Second, most of these workers understand that in the past they produced low quality vehicles inefficiently. They realize that the salad days are over now that the industry has been made competitive by Japanese entry. One worker admits that "the adversary relationship worked all right in the past, but now we have to compete with the Japanese. They build a better product." Nevertheless, many workers resist the Japanese-style cooperation the U.S. companies now seek, because they think that all gains from such cooperation simply go to capitalists and management.
Third, despite the fact that most hate their jobs but live in constant fear of losing them, there is little evidence that these workers—young or old—have given any thought to improving their skills so as to increase their future value in the workplace. Ford has a tuition-assistance program, but one of the so-called team players laments that only 5 percent of the employees use it—surely a low frequency if they fear that they are near the end of the line.
Even more shocking is the fact that their children appear to have done no better with their lives. Many say that they don't want their children to have to suffer on an assembly line as they have, but there is little evidence that they have succeeded in stimulating a desire for education in their children. None tells us of his or her child graduating from college, despite Michigan's excellent public university system.
Finally, they share with their editors an erroneous belief that they are bound eventually to lose their jobs to low-wage workers in some distant underdeveloped country. Yet they must know that they are most likely to lose their jobs to workers in Ohio and Tennessee who are employed by the new Japanese transplants and are not poorly paid. The automobile industry isn't by the wildest stretch of the imagination gravitating to those poor countries that excel in producing shirts and underwear. More than 90 percent of the world's motor vehicles are still produced in highly developed countries such as Japan, the United States, Germany, France, and Canada.

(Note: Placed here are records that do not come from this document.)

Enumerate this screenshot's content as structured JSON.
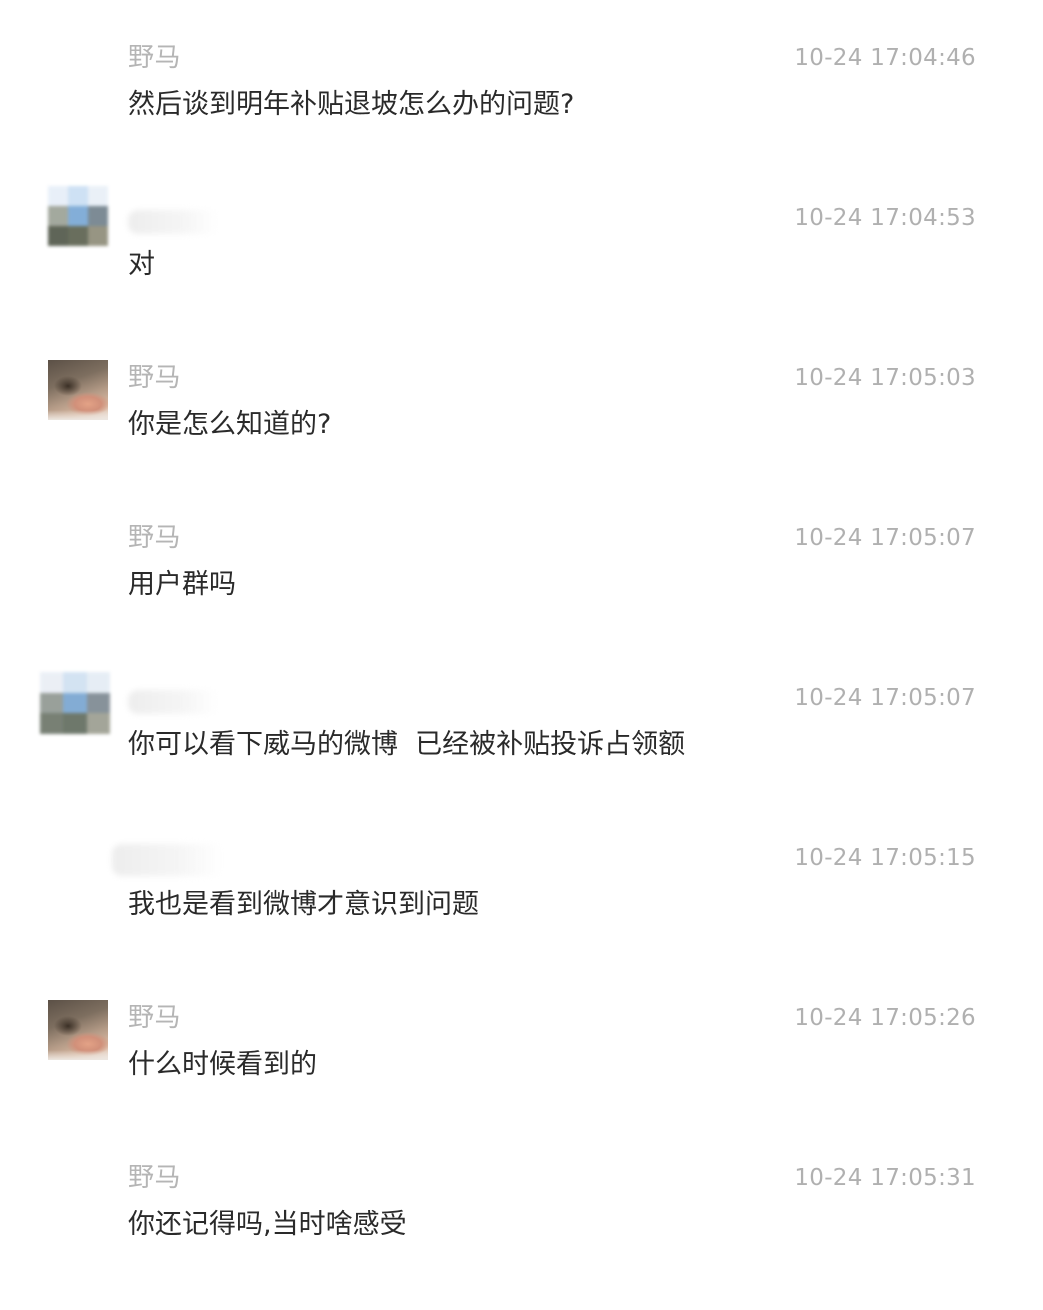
{
  "messages": [
    {
      "sender": "野马",
      "text": "然后谈到明年补贴退坡怎么办的问题?",
      "timestamp": "10-24 17:04:46",
      "avatar": "none",
      "sender_hidden": false
    },
    {
      "sender": "",
      "text": "对",
      "timestamp": "10-24 17:04:53",
      "avatar": "mosaic",
      "sender_hidden": true
    },
    {
      "sender": "野马",
      "text": "你是怎么知道的?",
      "timestamp": "10-24 17:05:03",
      "avatar": "photo",
      "sender_hidden": false
    },
    {
      "sender": "野马",
      "text": "用户群吗",
      "timestamp": "10-24 17:05:07",
      "avatar": "none",
      "sender_hidden": false
    },
    {
      "sender": "",
      "text": "你可以看下威马的微博  已经被补贴投诉占领额",
      "timestamp": "10-24 17:05:07",
      "avatar": "mosaic",
      "sender_hidden": true
    },
    {
      "sender": "",
      "text": "我也是看到微博才意识到问题",
      "timestamp": "10-24 17:05:15",
      "avatar": "none",
      "sender_hidden": true
    },
    {
      "sender": "野马",
      "text": "什么时候看到的",
      "timestamp": "10-24 17:05:26",
      "avatar": "photo",
      "sender_hidden": false
    },
    {
      "sender": "野马",
      "text": "你还记得吗,当时啥感受",
      "timestamp": "10-24 17:05:31",
      "avatar": "none",
      "sender_hidden": false
    }
  ],
  "colors": {
    "sender": "#b5b5b5",
    "text": "#2a2a2a",
    "timestamp": "#b0b0b0",
    "background": "#ffffff"
  }
}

The clear lesson that emerges from these books is that everyone eventually loses when monopoly power becomes entrenched in an industry. The U.S. steel companies, tire companies, and Big Three automobile companies enjoyed a noncompetitive market for too long. They were eventually forced to share their monopoly profits with their workers, but they didn't buy their workers' loyalty or affection in this process. More or less insulated from competition, these companies became lethargic, bureaucratic, and terribly inefficient. The increasing world mobility of capital and goods in the past two decades has forced each of these firms to compete in a global market with global players—many of whom are Japanese.
The old-line firms can't turn around their labor relations, and they can't run away from their workers. As a result, only three or four large steel companies survive out of bankruptcy—none without Japanese and Korean money and technology. Only one large U.S. tire company survives, and it appears to be struggling. No one knows how much of Ford and General Motors will be left by the year 2000. It seems increasingly likely that Chrysler won't be able to sort out its problems except as a small division of a major "lean" foreign player.
But fear not: It isn't "the end of the line." Modern automobiles are being produced in the United States with "lean" production systems, as the MIT authors would describe them. An American automobile industry composed of Nissan, Toyota, Honda, Mitsubishi, Mazda, Isuzu-Subaru, a severely scaled back General Motors, and a "leaner" Ford should serve us much better than did the Big Three in the 1950s and 1960s.
Robert W. Crandall is a senior fellow in economic studies at the Brookings Institution and co-author of Regulating the Automobile.
This article originally appeared in print under the headline "Car Talk".